• Data excerpts:
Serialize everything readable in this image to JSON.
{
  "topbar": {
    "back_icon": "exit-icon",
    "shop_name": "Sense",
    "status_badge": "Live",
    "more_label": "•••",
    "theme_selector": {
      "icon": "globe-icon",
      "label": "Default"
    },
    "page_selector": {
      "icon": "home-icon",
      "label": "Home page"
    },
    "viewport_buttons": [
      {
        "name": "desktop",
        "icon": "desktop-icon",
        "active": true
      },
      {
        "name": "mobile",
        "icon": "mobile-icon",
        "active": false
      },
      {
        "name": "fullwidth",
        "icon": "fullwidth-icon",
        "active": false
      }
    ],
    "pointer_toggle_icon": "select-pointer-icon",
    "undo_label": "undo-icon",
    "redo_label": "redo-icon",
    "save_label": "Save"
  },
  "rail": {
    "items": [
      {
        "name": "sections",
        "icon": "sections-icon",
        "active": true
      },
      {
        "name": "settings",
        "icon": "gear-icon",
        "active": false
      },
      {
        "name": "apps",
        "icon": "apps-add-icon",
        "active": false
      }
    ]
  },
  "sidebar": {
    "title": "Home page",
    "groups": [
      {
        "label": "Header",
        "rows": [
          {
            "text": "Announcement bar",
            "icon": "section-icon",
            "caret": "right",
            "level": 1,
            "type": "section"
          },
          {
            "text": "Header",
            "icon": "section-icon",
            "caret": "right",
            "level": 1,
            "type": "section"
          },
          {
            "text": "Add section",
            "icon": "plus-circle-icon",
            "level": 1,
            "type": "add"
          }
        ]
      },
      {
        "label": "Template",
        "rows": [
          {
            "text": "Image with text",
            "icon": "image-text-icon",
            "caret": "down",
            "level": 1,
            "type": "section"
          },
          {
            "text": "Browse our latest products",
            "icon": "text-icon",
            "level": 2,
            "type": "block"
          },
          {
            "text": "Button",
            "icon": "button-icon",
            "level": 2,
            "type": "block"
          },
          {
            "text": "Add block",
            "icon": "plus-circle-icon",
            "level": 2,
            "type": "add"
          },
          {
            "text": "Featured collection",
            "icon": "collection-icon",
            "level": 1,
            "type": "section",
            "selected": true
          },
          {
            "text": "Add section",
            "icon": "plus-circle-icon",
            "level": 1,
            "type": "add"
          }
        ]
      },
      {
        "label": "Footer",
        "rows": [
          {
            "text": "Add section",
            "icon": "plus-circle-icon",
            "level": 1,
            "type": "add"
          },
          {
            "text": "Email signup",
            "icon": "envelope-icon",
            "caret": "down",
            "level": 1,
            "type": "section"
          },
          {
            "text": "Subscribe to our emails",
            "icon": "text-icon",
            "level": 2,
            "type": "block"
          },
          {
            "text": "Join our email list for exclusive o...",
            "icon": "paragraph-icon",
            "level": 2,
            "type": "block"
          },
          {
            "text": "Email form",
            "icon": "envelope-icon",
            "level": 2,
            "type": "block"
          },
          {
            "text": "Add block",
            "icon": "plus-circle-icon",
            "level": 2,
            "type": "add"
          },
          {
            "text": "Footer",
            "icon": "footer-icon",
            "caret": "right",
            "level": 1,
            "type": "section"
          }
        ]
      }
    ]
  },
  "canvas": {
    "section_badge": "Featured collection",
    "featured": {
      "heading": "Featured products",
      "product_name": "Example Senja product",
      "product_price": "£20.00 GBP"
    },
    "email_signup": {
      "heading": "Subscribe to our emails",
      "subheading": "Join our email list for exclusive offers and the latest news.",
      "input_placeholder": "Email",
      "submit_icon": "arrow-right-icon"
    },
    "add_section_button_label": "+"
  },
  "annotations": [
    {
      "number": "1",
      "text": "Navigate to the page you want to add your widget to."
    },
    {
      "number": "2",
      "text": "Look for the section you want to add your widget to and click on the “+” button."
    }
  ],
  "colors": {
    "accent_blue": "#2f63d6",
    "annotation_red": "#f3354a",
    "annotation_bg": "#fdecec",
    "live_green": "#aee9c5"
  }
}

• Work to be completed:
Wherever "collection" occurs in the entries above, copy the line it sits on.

• Answer box:
            "text": "Featured collection",
            "icon": "collection-icon",
    "section_badge": "Featured collection",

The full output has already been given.